Budd Friedman, founder of the Improv comedy club, dies at 90
When Budd Friedman died on June 28, at the age of 90, he had written more than 200 songs and given more than 1,000 performances.
In 1956, Friedman created the popular comedy club The Improv in Los Angeles, where he performed for decades. It was in an upstairs room above his home.
Friedman had been married twice. One of his wives, Louise, was a talented singer and dancer who died in her home in 1965.
Friedman himself died in a Hollywood Hills hospital of pneumonia complications two weeks after his wife’s death.
Friedman’s son Matthew Friedman (left) and daughter-in-law Jennifer Friedman (right) read poetry at Friedman’s funeral on July 30, 2016.
It was on a visit to his home by Friedman’s two sons that the former comic became sick with pneumonia.
In an interview with the LA Times, Friedman said he became ill while visiting his mother, a former Broadway actress.
“I sat down at the piano and began to feel very sad and discouraged,” he recalled.
“You know, I’ve been through it all,” he told the Times.
“I’ve been in show business (since age 13), and for what? To make jokes and perform for applause and not think about the art or making real people happy?”
Friedman went on to explain how he was able to keep the Improv open with a limited staff and how it still attracts regular audiences.
“One week, I had four paying customers come in for a show in the morning and none the next day,” he said. “People just don’t know about us anymore.”
Friedman was also a songsmith.

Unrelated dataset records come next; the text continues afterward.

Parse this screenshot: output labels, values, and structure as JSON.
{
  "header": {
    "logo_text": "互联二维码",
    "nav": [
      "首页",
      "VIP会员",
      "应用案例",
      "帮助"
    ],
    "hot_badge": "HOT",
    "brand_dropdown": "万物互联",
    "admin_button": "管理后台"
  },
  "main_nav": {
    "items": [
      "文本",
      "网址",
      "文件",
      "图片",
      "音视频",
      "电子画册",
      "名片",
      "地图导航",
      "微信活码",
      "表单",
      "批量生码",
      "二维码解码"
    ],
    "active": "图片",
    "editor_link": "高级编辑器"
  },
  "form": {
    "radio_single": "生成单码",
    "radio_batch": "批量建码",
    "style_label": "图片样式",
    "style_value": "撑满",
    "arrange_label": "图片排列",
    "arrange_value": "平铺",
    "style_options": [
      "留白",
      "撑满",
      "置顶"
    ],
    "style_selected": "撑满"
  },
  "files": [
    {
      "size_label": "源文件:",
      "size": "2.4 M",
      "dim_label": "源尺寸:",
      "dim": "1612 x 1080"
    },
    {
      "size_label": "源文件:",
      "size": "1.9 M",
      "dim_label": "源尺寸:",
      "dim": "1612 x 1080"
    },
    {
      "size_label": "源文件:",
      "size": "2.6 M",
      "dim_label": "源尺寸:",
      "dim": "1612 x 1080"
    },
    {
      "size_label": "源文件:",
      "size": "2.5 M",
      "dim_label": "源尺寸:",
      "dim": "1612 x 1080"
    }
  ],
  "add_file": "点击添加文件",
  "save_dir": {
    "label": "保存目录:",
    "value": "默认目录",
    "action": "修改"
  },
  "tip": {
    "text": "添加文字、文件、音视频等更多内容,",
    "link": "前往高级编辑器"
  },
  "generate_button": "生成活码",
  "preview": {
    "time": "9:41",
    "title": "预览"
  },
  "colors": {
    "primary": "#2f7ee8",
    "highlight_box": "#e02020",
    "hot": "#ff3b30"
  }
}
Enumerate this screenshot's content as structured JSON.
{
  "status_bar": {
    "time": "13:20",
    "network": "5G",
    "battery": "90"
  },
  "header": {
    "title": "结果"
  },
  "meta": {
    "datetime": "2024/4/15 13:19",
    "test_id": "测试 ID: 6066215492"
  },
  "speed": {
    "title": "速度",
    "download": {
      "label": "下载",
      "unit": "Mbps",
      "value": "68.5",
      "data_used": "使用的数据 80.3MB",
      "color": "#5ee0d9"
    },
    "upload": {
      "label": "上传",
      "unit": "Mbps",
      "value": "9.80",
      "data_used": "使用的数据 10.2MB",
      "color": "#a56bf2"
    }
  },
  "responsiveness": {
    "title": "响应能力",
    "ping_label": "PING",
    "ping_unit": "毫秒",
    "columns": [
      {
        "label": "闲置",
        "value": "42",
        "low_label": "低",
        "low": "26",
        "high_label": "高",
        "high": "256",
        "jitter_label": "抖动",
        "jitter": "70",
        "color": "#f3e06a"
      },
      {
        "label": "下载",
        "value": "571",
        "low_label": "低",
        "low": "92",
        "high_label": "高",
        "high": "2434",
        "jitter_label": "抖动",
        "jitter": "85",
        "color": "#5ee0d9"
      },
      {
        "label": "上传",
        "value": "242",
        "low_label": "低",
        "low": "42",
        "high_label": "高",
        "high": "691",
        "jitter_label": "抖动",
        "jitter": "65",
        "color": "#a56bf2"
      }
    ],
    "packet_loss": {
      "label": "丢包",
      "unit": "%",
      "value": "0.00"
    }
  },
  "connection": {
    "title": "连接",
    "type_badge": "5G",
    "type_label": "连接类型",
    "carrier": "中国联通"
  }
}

“I wrote more than 100 songs, many of which were in the movies,” Friedman said. “I was also an arranger. I knew I could make a melody out of anything. For every song I wrote, I wanted to